Activity
Copy the records out again in full, keeping them identical.
Start of Exercise material
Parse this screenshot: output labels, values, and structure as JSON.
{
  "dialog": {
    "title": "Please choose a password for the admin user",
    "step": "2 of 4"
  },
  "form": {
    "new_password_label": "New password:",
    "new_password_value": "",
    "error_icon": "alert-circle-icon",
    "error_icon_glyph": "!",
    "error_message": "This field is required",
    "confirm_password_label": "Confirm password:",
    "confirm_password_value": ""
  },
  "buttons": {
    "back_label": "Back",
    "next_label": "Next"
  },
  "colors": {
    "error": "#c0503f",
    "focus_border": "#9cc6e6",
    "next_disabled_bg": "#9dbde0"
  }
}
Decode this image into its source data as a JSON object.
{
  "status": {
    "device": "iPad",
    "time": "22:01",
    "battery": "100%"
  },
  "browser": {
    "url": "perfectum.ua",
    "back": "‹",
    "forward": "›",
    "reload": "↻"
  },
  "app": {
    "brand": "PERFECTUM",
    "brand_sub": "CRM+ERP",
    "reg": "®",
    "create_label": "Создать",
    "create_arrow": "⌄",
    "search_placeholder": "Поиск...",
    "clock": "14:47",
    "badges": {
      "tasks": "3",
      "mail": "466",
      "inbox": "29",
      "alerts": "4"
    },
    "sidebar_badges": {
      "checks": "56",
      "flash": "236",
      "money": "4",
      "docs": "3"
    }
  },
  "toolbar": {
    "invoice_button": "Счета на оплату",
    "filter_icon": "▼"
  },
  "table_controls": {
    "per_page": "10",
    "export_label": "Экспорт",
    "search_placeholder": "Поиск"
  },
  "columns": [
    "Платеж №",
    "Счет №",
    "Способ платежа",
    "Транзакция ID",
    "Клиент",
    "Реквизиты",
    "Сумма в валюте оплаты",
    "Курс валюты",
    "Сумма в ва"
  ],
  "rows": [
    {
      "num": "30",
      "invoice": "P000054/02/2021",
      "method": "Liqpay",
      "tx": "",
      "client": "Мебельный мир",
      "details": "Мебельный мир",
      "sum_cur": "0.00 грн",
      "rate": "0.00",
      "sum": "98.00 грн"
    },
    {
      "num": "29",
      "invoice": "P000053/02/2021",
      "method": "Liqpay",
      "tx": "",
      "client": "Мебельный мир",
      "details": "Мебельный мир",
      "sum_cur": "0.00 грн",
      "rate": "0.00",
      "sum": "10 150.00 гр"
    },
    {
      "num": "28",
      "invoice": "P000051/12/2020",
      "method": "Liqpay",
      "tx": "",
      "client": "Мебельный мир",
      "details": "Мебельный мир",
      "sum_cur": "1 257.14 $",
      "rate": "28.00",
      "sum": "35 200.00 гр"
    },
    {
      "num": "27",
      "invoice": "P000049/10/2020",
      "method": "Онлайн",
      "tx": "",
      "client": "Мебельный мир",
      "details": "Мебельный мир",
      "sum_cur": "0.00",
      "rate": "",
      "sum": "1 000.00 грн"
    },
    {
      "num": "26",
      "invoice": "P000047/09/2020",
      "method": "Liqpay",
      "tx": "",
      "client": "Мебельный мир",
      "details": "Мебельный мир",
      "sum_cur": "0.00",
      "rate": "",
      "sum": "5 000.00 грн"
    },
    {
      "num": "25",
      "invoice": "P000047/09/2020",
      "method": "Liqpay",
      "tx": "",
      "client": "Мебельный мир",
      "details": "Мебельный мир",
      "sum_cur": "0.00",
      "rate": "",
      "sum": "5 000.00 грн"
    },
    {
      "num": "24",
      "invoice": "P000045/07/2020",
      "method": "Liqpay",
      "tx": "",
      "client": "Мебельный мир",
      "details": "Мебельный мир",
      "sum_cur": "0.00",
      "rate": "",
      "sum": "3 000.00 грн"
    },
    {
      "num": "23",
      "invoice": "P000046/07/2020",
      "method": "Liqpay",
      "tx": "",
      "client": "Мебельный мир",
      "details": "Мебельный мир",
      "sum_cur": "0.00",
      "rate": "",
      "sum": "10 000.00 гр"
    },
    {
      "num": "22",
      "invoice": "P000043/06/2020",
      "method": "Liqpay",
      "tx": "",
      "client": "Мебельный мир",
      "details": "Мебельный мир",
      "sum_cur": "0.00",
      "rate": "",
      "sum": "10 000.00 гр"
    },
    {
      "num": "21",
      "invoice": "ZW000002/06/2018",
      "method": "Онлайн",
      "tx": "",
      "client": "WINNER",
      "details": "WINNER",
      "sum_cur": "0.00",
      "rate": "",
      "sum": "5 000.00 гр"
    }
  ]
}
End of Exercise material
Response for this exercise
Parse this screenshot: output labels, values, and structure as JSON.
{
  "dialog": {
    "title": "Please choose a password for the admin user",
    "step": "2 of 4"
  },
  "form": {
    "new_password_label": "New password:",
    "new_password_value": "",
    "error_icon": "alert-circle-icon",
    "error_icon_glyph": "!",
    "error_message": "This field is required",
    "confirm_password_label": "Confirm password:",
    "confirm_password_value": ""
  },
  "buttons": {
    "back_label": "Back",
    "next_label": "Next"
  },
  "colors": {
    "error": "#c0503f",
    "focus_border": "#9cc6e6",
    "next_disabled_bg": "#9dbde0"
  }
}
Decode this image into its source data as a JSON object.
{
  "status": {
    "device": "iPad",
    "time": "22:01",
    "battery": "100%"
  },
  "browser": {
    "url": "perfectum.ua",
    "back": "‹",
    "forward": "›",
    "reload": "↻"
  },
  "app": {
    "brand": "PERFECTUM",
    "brand_sub": "CRM+ERP",
    "reg": "®",
    "create_label": "Создать",
    "create_arrow": "⌄",
    "search_placeholder": "Поиск...",
    "clock": "14:47",
    "badges": {
      "tasks": "3",
      "mail": "466",
      "inbox": "29",
      "alerts": "4"
    },
    "sidebar_badges": {
      "checks": "56",
      "flash": "236",
      "money": "4",
      "docs": "3"
    }
  },
  "toolbar": {
    "invoice_button": "Счета на оплату",
    "filter_icon": "▼"
  },
  "table_controls": {
    "per_page": "10",
    "export_label": "Экспорт",
    "search_placeholder": "Поиск"
  },
  "columns": [
    "Платеж №",
    "Счет №",
    "Способ платежа",
    "Транзакция ID",
    "Клиент",
    "Реквизиты",
    "Сумма в валюте оплаты",
    "Курс валюты",
    "Сумма в ва"
  ],
  "rows": [
    {
      "num": "30",
      "invoice": "P000054/02/2021",
      "method": "Liqpay",
      "tx": "",
      "client": "Мебельный мир",
      "details": "Мебельный мир",
      "sum_cur": "0.00 грн",
      "rate": "0.00",
      "sum": "98.00 грн"
    },
    {
      "num": "29",
      "invoice": "P000053/02/2021",
      "method": "Liqpay",
      "tx": "",
      "client": "Мебельный мир",
      "details": "Мебельный мир",
      "sum_cur": "0.00 грн",
      "rate": "0.00",
      "sum": "10 150.00 гр"
    },
    {
      "num": "28",
      "invoice": "P000051/12/2020",
      "method": "Liqpay",
      "tx": "",
      "client": "Мебельный мир",
      "details": "Мебельный мир",
      "sum_cur": "1 257.14 $",
      "rate": "28.00",
      "sum": "35 200.00 гр"
    },
    {
      "num": "27",
      "invoice": "P000049/10/2020",
      "method": "Онлайн",
      "tx": "",
      "client": "Мебельный мир",
      "details": "Мебельный мир",
      "sum_cur": "0.00",
      "rate": "",
      "sum": "1 000.00 грн"
    },
    {
      "num": "26",
      "invoice": "P000047/09/2020",
      "method": "Liqpay",
      "tx": "",
      "client": "Мебельный мир",
      "details": "Мебельный мир",
      "sum_cur": "0.00",
      "rate": "",
      "sum": "5 000.00 грн"
    },
    {
      "num": "25",
      "invoice": "P000047/09/2020",
      "method": "Liqpay",
      "tx": "",
      "client": "Мебельный мир",
      "details": "Мебельный мир",
      "sum_cur": "0.00",
      "rate": "",
      "sum": "5 000.00 грн"
    },
    {
      "num": "24",
      "invoice": "P000045/07/2020",
      "method": "Liqpay",
      "tx": "",
      "client": "Мебельный мир",
      "details": "Мебельный мир",
      "sum_cur": "0.00",
      "rate": "",
      "sum": "3 000.00 грн"
    },
    {
      "num": "23",
      "invoice": "P000046/07/2020",
      "method": "Liqpay",
      "tx": "",
      "client": "Мебельный мир",
      "details": "Мебельный мир",
      "sum_cur": "0.00",
      "rate": "",
      "sum": "10 000.00 гр"
    },
    {
      "num": "22",
      "invoice": "P000043/06/2020",
      "method": "Liqpay",
      "tx": "",
      "client": "Мебельный мир",
      "details": "Мебельный мир",
      "sum_cur": "0.00",
      "rate": "",
      "sum": "10 000.00 гр"
    },
    {
      "num": "21",
      "invoice": "ZW000002/06/2018",
      "method": "Онлайн",
      "tx": "",
      "client": "WINNER",
      "details": "WINNER",
      "sum_cur": "0.00",
      "rate": "",
      "sum": "5 000.00 гр"
    }
  ]
}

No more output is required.